From the Publisher
"The transtheoretical model has fundamentally changed how Western professionals think about and address addictive behavior. In this new and original work, Dr. DiClemente extends this influential model to describe the development as well as the resolution of problems with drugs, sex, eating, and money. He thereby offers a comprehensive and fruitful framework to stimulate new professional thought on addiction policy, prevention, research, and treatment."William R. Miller, PhD, Department of Psychology, University of New Mexico
"This book provides a refreshingly practical guide to help you navigate your way through competing theories, data, and dogma on how addiction can best be prevented and treated. Building on his previous work, Dr. DiClemente now helps us understand not only how people recover, but also how they develop addiction. His application of the transtheoretical model to complete the cycle of change is both intellectually satisfying and useful in planning and evaluating preventive interventions. Clinicians will be better able to explain to clients and families how addiction develops, and empower clients to change with dignity and compassion. Students using this book as a text in psychology courses or graduate studies in addiction will appreciate how the transtheoretical structure makes sense of the multiplicity of theories and approaches in the field. Researchers will enjoy the challenge to reexamine their models in light of Dr. DiClemente's synthesis of data. This book has deepened my understanding and appreciation of the transtheoretical model, and is sure to have a similar impact on others as well."David Mee-Lee, MD, Co-Chair, Quality Improvement Council, American Society of Addiction Medicine

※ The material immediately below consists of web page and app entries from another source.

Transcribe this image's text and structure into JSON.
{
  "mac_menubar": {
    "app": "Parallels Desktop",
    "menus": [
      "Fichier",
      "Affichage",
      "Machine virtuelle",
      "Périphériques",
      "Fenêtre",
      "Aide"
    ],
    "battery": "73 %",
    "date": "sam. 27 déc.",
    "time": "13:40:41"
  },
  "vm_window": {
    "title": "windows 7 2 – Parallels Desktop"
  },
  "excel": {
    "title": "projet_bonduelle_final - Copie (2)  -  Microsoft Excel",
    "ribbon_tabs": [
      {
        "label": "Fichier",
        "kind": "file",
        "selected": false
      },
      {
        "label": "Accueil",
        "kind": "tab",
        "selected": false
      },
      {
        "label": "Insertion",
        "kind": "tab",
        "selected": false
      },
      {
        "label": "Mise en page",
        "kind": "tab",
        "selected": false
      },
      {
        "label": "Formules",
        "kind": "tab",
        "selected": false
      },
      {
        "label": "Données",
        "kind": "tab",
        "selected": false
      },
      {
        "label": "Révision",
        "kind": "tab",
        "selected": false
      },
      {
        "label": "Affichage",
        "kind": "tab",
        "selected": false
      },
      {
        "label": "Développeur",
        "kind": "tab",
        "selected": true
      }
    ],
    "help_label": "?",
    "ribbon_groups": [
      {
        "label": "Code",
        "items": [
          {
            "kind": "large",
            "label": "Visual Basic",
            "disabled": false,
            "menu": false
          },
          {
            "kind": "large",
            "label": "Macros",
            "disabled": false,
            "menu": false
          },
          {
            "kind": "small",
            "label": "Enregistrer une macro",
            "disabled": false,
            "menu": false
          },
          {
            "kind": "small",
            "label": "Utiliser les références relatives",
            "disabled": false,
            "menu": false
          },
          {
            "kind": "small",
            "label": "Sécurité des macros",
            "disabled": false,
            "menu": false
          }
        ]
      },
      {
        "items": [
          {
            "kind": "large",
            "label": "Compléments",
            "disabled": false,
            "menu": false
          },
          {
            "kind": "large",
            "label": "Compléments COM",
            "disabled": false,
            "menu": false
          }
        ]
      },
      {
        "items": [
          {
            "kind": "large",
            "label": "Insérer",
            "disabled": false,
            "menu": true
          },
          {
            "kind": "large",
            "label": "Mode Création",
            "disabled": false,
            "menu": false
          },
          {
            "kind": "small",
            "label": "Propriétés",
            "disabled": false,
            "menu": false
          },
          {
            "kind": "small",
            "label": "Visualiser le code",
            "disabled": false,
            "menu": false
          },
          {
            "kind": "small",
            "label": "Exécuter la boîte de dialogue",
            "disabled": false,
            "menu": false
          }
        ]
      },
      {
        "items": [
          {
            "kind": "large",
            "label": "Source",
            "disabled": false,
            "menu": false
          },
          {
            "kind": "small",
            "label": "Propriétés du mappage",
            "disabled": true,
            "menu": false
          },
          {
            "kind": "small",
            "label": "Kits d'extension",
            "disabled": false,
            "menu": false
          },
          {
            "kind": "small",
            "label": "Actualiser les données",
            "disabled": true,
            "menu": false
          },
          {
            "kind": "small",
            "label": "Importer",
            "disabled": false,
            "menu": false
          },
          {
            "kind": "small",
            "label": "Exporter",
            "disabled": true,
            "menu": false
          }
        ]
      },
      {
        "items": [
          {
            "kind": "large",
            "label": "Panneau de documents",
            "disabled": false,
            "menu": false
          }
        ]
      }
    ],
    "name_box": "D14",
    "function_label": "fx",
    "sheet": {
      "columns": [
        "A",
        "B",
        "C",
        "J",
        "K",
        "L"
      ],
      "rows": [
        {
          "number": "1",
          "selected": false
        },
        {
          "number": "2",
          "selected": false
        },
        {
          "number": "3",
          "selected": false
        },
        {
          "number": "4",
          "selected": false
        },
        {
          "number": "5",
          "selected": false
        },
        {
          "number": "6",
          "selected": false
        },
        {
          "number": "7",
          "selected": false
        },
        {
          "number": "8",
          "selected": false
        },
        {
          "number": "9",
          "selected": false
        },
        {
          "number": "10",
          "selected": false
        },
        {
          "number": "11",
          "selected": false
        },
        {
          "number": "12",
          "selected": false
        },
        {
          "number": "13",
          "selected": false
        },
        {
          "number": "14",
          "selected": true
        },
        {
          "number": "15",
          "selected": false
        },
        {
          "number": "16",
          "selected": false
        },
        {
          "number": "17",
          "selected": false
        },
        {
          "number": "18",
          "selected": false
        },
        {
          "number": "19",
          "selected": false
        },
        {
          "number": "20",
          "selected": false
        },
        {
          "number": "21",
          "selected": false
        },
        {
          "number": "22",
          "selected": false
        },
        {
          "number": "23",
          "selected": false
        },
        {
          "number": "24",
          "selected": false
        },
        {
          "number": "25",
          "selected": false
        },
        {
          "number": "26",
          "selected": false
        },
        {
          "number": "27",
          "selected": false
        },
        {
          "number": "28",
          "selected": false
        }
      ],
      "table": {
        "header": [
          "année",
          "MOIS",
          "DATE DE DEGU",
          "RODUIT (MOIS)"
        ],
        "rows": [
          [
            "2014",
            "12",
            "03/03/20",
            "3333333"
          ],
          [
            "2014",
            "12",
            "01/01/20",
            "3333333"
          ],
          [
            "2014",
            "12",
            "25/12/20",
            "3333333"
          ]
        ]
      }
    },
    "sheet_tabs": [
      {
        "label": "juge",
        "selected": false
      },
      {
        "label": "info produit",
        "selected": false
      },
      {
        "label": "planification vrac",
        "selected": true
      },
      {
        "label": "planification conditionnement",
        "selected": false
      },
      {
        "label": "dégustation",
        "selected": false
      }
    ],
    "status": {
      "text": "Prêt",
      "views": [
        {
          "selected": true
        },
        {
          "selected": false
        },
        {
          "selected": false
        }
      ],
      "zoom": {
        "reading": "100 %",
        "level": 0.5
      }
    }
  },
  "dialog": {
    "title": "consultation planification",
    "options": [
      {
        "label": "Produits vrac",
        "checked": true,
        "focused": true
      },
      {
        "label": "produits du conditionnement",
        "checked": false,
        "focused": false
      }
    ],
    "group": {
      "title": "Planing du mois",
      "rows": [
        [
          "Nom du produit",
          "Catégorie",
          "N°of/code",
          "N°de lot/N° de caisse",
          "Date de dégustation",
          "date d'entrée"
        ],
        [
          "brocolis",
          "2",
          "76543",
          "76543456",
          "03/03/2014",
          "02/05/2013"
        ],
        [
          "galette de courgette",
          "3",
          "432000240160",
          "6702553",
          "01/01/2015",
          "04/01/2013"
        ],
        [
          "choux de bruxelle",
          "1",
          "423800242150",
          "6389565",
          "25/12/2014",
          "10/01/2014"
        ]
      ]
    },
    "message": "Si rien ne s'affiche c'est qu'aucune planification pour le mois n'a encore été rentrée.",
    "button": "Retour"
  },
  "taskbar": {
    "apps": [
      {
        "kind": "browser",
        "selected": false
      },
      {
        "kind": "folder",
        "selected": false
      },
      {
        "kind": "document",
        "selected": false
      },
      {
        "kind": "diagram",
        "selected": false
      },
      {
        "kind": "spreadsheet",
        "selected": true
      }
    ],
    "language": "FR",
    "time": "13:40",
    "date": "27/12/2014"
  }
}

"This volume combines cutting-edge research, theory, and practice to provide a panoramic perspective on the acquisition and cessation of addictions. Based on the transtheoretical model, the book offers an innovative, integrative approach to understanding addiction and change. It is a welcome contribution for those who teach and those who treat addictions"James O. Prochaska, PhD, Cancer Prevention Research Center, University of Rhode Island
"DiClemente articulates an important paradigm for understanding addictive behavior. This is the most complete description of the transtheoretical model of intentional behavior change to date. The volume's exploration of the interacting dimensions of change in both the evolution and resolution of addictive behaviors offers highly useful implications for researchers as well as clinicians."Sandra A. Brown, PhD, Department of Psychology, University of California, San Diego
"Easy to read, based on sound clinical research, and critical of singular and simple explanations of addiction."Psychiatric Services
"The logical, eloquent and accessible style used in the book allows the reader to meet the author. He engages us with the logic of his thinking, his interpretation of his own and others' research and his application of this to case studies, which are used throughout the book."--Addiction
Drug and Alcohol Review
"This book provides the most comprehensive coverage of the transtheoretical model yet published."Drug and Alcohol Review
Doody's Review Service
Reviewer: Gary B Kaniuk, PsyD (Cermak Health Services)
Description: This book introduces the Transtheoretical Model (TTM), which describes how addictions develop and recovery begins. This model was developed by Drs. DiClemente and Prochaska over a 20-year period.
Purpose: According to the author, "This volume offers such a new approach in the form of an alternative, integrative perspective for understanding addiction and recovery." This is a worthy objective, which the book definitely meets.
Audience: The author states, "It is my hope that this book will be useful to all who deal with addictions, especially treatment providers, prevention specialists, researchers, and policymakers." He adds, "The ultimate goal of this book is to assist professionals to help individuals to move out of the path leading to addiction and to help those already addicted along the road to recovery." I also think that graduate students in clinical psychology could benefit greatly from this book.
Features: TTM is a stage theory, similar to that of Erik Erikson. It describes the stages of change, the processes of change, the markers of change, and context of change. It is transtheoretical because there are many ways of explaining how change occurs. TTM first began with research into smoking behavior and was expanded into other addictive behaviors. It focuses on the decisional processes, both internal and external, involved in moving from one stage to another. The book is good because it is easy to read. TTM is thoroughly explained and makes sense. I like this model because it integrates different theoretical components.
Assessment: I really enjoyed this book because it thoroughly explains the stages of addiction and recovery. It is practical and I think that clients will benefit from it. TTM challenges clients with tasks and goals within each stage. Since addictive behaviors, specifically those related to drugs and alcohol, are a major public health problem, any new models of addiction/recovery are welcomed with open arms. This book is definitely a breath of fresh air in helping to deal with addicted individuals.